The founding editor of the New York Review of Books looks back on 50 years:

Danner: “I’m holding here the first issue, which declares, in a statement on the second page: ‘This issue … does not pretend to cover all the books of the season or even all the important ones. Neither time nor space, however, have been spent on books which are trivial in their intentions or venal in their effects, except occasionally to reduce a temporarily inflated reputation, or to call attention to a fraud.’ This is the only editorial statement that you’ve ever made.”

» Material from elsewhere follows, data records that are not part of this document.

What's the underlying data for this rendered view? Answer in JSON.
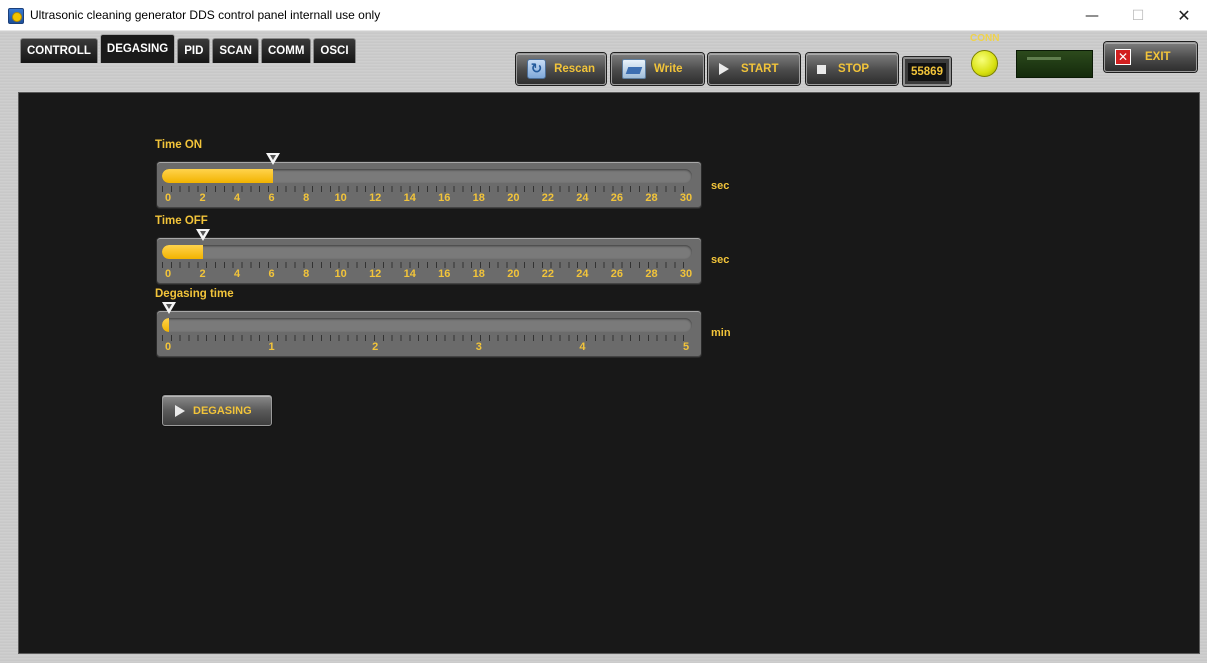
{
  "window": {
    "title": "Ultrasonic cleaning generator DDS control panel internall use only",
    "minimize_glyph": "—",
    "maximize_glyph": "☐",
    "close_glyph": "✕"
  },
  "tabs": [
    {
      "label": "CONTROLL",
      "active": false
    },
    {
      "label": "DEGASING",
      "active": true
    },
    {
      "label": "PID",
      "active": false
    },
    {
      "label": "SCAN",
      "active": false
    },
    {
      "label": "COMM",
      "active": false
    },
    {
      "label": "OSCI",
      "active": false
    }
  ],
  "toolbar": {
    "rescan_label": "Rescan",
    "write_label": "Write",
    "start_label": "START",
    "stop_label": "STOP",
    "counter_value": "55869",
    "conn_label": "CONN",
    "conn_led_color": "#e1e80f",
    "exit_label": "EXIT",
    "exit_glyph": "✕"
  },
  "degasing": {
    "sliders": [
      {
        "label": "Time ON",
        "unit": "sec",
        "min": 0,
        "max": 30,
        "value": 6.3,
        "ticks": [
          "0",
          "2",
          "4",
          "6",
          "8",
          "10",
          "12",
          "14",
          "16",
          "18",
          "20",
          "22",
          "24",
          "26",
          "28",
          "30"
        ]
      },
      {
        "label": "Time OFF",
        "unit": "sec",
        "min": 0,
        "max": 30,
        "value": 2.3,
        "ticks": [
          "0",
          "2",
          "4",
          "6",
          "8",
          "10",
          "12",
          "14",
          "16",
          "18",
          "20",
          "22",
          "24",
          "26",
          "28",
          "30"
        ]
      },
      {
        "label": "Degasing time",
        "unit": "min",
        "min": 0,
        "max": 5,
        "value": 0.02,
        "ticks": [
          "0",
          "1",
          "2",
          "3",
          "4",
          "5"
        ]
      }
    ],
    "degasing_button_label": "DEGASING"
  },
  "colors": {
    "accent": "#f2c43a",
    "fill": "#f2b300",
    "panel_bg": "#181818"
  }
}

Silvers: “That’s it! And that’s still what we try to do. We shouldn’t pretend to be comprehensive. There’s no point in reviewing a book if you can’t find someone whose mind you particularly respect. And even so, we have to turn down every month or so a piece we’d asked for. But I left one thing out of that editorial statement: the freedom of those people to reply at length, to make their case.”